PROBLEM REQUIREMENTS:
From the material below, pull each line containing the string "image".

DATA SHOWN:
Content starts

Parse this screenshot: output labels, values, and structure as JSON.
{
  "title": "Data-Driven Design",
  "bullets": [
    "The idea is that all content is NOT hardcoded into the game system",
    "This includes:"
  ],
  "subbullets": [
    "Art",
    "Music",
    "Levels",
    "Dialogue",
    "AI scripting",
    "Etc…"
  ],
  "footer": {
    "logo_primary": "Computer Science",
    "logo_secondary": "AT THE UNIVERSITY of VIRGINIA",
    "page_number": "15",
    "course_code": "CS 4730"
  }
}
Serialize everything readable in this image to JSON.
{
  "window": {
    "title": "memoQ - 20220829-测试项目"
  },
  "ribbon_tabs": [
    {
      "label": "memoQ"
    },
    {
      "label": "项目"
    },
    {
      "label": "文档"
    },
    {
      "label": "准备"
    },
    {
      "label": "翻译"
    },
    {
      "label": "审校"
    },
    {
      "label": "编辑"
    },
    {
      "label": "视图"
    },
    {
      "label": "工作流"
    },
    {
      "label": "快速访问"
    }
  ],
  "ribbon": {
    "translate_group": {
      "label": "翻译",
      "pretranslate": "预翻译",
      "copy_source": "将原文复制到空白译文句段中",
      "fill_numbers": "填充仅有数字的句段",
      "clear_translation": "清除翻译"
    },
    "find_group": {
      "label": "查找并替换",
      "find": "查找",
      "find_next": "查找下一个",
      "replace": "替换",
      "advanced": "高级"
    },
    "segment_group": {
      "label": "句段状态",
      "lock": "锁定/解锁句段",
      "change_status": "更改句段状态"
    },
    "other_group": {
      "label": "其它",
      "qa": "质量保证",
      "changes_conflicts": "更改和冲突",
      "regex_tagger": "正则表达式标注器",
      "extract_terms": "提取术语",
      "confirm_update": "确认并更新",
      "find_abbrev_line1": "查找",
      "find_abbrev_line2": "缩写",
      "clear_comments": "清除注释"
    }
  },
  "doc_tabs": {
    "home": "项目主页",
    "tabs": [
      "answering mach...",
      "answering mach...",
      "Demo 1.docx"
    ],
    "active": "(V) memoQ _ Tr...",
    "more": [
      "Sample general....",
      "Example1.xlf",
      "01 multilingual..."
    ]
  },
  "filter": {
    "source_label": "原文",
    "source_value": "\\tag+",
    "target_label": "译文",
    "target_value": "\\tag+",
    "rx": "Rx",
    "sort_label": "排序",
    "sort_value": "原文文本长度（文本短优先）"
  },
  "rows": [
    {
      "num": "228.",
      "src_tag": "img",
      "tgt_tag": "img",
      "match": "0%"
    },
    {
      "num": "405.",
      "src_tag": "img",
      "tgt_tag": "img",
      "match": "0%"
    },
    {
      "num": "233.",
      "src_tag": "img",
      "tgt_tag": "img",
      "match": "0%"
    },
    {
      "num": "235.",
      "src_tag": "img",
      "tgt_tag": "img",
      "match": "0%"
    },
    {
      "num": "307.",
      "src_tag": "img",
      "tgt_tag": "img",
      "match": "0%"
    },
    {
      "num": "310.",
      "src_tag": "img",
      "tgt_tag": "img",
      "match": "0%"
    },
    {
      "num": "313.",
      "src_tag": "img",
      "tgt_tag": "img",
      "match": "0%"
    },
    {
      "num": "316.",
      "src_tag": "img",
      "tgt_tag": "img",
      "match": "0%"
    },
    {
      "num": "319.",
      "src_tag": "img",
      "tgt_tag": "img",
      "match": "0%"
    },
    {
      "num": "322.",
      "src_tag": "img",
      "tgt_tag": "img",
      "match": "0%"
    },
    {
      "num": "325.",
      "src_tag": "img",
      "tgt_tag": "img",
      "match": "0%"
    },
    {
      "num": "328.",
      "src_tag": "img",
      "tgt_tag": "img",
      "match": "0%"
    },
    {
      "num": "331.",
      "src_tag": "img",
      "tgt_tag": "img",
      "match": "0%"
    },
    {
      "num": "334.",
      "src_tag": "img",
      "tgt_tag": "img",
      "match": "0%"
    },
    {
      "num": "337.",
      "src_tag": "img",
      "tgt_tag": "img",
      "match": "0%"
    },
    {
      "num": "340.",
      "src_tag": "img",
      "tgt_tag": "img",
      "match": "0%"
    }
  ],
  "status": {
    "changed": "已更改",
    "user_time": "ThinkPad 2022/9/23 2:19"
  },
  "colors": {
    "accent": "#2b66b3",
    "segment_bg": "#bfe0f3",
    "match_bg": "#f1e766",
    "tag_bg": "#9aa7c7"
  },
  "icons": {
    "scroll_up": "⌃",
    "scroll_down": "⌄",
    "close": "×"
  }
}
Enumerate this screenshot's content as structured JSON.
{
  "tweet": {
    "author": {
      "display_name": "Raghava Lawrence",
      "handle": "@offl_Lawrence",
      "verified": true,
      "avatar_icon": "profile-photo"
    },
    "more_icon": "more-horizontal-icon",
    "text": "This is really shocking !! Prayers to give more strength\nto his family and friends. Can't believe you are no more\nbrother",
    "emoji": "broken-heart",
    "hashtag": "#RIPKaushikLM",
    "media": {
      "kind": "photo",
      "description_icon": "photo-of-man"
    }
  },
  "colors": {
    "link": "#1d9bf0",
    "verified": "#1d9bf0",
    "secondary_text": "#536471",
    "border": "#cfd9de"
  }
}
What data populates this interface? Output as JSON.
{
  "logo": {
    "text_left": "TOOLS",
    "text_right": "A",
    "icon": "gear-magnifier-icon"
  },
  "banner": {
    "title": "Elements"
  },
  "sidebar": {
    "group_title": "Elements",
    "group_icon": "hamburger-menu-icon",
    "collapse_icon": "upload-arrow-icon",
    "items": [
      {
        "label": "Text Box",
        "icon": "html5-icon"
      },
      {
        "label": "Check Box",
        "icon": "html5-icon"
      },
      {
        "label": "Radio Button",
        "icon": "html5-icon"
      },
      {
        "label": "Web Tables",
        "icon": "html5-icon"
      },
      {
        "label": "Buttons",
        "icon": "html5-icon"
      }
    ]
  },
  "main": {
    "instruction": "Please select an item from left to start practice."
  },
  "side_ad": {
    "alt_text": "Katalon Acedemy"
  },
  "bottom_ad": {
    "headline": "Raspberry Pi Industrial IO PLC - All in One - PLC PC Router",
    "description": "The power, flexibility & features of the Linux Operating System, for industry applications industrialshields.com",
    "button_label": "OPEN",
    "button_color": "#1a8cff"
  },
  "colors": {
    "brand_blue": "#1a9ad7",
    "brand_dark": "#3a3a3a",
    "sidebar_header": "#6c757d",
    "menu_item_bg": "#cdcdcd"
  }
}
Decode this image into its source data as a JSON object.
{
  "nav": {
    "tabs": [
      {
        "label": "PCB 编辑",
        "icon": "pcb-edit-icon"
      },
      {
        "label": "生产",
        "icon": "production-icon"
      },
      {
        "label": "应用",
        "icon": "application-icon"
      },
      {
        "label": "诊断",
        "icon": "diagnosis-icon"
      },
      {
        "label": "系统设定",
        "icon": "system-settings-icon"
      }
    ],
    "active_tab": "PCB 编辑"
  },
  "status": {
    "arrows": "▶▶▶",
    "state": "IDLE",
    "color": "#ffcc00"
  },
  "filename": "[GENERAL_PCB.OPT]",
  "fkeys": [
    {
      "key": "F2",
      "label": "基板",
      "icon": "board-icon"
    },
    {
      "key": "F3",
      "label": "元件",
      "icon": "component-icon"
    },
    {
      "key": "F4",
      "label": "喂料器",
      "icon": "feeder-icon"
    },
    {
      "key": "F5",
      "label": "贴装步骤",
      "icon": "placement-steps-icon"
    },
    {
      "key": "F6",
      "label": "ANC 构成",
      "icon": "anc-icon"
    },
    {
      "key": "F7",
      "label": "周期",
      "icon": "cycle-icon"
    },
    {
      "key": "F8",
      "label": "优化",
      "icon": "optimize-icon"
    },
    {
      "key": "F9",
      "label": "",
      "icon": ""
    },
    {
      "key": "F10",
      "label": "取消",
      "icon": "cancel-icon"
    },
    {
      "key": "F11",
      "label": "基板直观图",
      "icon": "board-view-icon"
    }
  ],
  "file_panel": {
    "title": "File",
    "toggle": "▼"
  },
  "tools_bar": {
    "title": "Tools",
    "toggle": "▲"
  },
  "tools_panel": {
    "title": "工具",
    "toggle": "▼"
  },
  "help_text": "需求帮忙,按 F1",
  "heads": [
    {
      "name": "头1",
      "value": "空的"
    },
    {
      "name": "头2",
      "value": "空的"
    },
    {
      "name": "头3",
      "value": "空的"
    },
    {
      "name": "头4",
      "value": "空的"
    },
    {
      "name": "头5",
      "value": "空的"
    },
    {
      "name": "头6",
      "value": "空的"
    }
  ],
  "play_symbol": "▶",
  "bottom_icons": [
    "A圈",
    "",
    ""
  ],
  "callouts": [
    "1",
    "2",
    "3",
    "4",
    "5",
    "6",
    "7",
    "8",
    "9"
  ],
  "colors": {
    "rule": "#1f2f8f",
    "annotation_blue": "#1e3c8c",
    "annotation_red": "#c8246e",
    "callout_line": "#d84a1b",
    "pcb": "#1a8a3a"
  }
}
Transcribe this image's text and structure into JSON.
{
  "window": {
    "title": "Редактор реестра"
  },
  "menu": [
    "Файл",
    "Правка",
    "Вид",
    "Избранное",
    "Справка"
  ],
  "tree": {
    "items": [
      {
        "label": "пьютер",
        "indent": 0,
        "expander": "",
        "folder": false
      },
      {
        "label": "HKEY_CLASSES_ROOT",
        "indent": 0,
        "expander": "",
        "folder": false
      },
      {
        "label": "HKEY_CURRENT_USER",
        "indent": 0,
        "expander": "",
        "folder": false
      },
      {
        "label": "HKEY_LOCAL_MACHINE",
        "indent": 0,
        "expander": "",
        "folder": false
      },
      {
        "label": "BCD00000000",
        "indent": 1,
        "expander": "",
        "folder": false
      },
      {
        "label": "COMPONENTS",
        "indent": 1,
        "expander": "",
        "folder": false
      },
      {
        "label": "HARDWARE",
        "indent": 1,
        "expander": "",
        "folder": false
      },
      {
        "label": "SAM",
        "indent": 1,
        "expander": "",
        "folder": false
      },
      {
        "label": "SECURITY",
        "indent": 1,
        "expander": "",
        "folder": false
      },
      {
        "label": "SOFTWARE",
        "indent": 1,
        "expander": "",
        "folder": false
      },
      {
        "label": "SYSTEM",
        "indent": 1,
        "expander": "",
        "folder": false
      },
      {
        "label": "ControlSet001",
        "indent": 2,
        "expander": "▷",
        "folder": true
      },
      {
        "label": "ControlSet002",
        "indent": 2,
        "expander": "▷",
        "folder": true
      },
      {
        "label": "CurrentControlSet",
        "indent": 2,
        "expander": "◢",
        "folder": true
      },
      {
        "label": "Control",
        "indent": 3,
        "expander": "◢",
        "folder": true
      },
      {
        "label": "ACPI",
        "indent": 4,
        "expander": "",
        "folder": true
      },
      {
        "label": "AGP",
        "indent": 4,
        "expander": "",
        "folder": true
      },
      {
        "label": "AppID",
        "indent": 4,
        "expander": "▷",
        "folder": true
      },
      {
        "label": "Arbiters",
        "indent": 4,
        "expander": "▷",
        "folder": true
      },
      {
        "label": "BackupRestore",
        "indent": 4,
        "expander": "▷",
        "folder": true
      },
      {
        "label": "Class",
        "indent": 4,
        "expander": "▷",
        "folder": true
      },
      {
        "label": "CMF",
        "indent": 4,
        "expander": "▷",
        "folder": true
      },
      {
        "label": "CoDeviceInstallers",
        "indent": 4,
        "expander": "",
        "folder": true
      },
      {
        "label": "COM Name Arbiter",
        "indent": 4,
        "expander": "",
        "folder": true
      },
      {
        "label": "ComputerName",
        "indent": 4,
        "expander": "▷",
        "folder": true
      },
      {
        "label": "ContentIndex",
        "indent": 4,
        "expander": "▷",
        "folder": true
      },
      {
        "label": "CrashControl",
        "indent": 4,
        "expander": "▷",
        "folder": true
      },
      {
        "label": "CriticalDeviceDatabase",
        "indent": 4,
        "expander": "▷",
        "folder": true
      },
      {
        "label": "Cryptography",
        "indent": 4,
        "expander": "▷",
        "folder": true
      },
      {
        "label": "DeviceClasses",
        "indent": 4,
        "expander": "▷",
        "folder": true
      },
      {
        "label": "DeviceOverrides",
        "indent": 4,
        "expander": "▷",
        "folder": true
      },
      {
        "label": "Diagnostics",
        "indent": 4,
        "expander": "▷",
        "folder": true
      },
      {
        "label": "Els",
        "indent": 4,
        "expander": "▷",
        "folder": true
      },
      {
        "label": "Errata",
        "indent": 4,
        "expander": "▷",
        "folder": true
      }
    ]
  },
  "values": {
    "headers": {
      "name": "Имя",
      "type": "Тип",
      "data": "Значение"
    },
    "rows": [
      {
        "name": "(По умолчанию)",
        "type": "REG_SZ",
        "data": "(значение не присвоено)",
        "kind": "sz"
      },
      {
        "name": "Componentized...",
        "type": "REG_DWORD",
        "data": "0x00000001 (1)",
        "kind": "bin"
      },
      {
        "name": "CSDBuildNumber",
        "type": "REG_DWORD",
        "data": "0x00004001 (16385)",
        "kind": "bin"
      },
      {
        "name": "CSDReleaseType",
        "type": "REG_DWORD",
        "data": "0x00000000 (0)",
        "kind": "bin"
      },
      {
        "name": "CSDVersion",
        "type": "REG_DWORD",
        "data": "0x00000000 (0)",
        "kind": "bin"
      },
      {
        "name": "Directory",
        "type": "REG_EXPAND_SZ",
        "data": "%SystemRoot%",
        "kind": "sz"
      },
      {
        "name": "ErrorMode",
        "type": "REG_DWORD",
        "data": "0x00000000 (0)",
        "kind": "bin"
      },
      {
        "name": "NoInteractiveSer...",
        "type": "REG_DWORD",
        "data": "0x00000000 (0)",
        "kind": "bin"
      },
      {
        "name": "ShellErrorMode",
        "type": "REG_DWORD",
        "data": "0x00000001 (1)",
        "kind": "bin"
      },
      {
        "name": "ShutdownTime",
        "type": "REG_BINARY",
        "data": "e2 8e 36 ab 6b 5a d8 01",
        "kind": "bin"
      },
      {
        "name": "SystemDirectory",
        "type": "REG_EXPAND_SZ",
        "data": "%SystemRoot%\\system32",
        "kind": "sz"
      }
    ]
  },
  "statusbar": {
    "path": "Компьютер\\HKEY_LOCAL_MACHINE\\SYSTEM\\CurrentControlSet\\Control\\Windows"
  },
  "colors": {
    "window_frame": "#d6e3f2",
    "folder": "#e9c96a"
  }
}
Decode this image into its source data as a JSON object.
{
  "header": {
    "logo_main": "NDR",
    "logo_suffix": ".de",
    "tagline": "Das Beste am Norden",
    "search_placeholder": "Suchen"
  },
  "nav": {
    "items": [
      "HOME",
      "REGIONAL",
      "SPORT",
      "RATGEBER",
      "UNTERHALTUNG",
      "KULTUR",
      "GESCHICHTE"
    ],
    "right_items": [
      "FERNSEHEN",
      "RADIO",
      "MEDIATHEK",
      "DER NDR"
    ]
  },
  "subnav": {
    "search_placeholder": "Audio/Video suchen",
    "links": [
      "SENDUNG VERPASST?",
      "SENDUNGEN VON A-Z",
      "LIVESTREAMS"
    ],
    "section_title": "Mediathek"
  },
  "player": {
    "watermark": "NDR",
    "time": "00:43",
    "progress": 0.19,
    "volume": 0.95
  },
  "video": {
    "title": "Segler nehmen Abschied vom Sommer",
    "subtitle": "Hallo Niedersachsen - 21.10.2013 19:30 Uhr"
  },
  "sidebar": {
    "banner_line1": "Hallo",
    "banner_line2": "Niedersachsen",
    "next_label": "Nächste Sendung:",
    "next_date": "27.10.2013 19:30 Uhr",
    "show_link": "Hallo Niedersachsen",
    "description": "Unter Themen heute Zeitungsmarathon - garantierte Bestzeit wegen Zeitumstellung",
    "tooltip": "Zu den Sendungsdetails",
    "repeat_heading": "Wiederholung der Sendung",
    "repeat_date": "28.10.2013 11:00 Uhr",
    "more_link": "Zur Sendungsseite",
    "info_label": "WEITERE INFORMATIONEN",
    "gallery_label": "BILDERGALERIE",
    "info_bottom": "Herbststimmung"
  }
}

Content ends

ANSWER TO THIS PROBLEM:
Serialize everything readable in this image to JSON.
Decode this image into its source data as a JSON object.
Transcribe this image's text and structure into JSON.
Decode this image into its source data as a JSON object.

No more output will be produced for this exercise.